▸ **REQUIRED ACTION**: Only lines holding "number" are wanted; copy each of them from the records below.

::::

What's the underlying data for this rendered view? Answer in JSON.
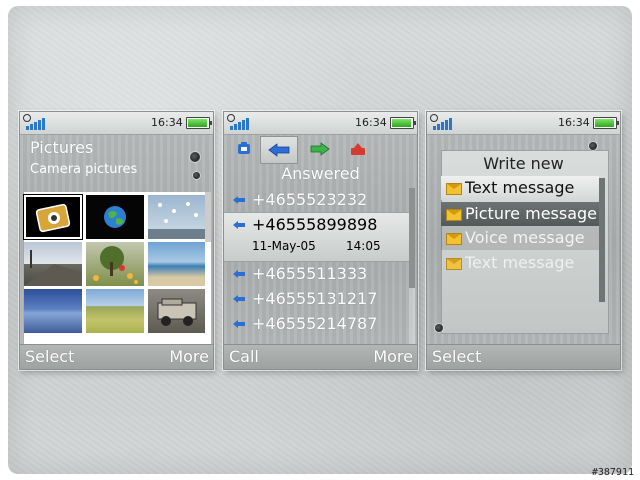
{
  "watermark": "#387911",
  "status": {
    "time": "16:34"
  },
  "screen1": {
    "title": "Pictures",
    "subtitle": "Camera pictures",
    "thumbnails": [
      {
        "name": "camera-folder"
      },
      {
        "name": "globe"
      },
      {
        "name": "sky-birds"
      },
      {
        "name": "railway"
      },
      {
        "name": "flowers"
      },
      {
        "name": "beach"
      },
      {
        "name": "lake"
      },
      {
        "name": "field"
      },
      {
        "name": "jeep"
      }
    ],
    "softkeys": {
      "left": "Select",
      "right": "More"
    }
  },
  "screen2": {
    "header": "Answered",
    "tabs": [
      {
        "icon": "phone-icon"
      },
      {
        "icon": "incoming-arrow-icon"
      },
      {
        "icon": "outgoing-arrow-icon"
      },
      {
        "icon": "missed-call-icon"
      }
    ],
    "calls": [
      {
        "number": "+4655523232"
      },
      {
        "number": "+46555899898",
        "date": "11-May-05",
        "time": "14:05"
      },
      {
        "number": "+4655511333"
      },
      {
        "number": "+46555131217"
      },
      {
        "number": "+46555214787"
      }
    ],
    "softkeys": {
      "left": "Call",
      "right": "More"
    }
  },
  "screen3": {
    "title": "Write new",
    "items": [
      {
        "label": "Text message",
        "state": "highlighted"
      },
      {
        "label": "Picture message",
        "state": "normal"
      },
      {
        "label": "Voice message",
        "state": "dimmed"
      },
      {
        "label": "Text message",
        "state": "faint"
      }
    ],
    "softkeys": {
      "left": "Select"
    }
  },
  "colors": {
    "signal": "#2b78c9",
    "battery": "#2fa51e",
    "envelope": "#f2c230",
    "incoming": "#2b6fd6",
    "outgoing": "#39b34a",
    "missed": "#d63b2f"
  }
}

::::

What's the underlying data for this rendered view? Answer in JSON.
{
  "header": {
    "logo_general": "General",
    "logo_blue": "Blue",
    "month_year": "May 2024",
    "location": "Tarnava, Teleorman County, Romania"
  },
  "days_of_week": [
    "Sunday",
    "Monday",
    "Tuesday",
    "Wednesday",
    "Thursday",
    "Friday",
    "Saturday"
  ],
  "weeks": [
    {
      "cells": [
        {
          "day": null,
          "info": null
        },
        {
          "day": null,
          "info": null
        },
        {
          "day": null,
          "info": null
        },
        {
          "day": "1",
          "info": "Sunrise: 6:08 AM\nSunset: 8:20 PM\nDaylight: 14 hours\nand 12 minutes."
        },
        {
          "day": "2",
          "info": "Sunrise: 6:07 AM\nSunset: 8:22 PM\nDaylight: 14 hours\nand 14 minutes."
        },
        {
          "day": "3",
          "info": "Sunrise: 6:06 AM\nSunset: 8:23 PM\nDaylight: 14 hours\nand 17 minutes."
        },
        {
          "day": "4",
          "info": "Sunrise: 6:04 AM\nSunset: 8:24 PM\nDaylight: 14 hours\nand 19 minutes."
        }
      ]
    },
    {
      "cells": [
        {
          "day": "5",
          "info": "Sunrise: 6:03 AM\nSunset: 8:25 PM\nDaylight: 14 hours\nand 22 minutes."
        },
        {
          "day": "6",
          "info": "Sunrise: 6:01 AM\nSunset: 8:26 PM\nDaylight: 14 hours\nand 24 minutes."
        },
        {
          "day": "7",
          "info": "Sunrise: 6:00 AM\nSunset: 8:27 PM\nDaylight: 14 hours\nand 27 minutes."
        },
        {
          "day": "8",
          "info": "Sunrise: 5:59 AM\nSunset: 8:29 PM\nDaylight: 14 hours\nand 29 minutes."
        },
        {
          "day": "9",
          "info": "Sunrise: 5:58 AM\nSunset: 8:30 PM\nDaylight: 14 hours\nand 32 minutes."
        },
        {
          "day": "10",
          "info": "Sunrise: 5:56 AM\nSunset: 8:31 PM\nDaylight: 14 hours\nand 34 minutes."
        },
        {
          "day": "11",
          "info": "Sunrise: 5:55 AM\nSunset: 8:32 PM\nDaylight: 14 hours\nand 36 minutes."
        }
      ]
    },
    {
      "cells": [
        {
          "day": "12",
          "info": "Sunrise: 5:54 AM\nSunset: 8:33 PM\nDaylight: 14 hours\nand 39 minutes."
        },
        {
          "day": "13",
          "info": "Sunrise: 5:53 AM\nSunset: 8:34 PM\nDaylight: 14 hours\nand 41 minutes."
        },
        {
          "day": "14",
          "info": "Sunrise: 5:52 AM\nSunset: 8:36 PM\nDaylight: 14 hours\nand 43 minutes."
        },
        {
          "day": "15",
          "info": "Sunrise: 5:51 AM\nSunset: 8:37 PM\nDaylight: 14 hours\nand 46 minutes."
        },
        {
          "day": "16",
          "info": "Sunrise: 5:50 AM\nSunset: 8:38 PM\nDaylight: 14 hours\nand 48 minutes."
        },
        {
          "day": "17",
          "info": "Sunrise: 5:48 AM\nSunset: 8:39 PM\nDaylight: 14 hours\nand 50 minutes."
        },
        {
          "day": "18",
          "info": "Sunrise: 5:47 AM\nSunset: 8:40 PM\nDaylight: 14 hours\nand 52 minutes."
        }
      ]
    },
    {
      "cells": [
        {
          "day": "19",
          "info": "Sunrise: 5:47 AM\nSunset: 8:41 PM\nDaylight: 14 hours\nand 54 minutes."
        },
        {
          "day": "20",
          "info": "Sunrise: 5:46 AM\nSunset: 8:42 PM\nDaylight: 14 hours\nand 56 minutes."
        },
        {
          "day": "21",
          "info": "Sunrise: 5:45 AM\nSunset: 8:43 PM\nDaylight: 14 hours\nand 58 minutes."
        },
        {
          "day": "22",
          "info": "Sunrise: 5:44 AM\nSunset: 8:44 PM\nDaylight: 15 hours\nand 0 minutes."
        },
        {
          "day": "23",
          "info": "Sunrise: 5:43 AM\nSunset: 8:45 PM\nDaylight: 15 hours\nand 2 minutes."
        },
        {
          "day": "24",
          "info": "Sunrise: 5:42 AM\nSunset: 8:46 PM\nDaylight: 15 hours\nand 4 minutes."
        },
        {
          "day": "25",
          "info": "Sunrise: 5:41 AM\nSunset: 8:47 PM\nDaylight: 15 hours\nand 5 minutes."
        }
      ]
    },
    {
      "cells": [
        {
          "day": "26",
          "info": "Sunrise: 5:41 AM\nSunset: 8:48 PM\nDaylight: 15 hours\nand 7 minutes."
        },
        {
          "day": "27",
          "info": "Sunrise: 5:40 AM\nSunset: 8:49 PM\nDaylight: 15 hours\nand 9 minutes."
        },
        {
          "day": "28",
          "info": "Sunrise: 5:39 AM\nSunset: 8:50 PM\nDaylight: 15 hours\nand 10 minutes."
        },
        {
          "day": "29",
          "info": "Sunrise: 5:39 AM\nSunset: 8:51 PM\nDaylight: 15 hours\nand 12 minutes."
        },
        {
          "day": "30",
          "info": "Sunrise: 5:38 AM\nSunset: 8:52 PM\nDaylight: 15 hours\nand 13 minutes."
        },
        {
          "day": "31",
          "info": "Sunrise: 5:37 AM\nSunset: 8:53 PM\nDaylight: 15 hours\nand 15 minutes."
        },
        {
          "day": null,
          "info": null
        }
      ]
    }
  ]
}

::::

▸ **RESPONSE BOX**:
        "number": "+4655523232"
        "number": "+46555899898",
        "number": "+4655511333"
        "number": "+46555131217"
        "number": "+46555214787"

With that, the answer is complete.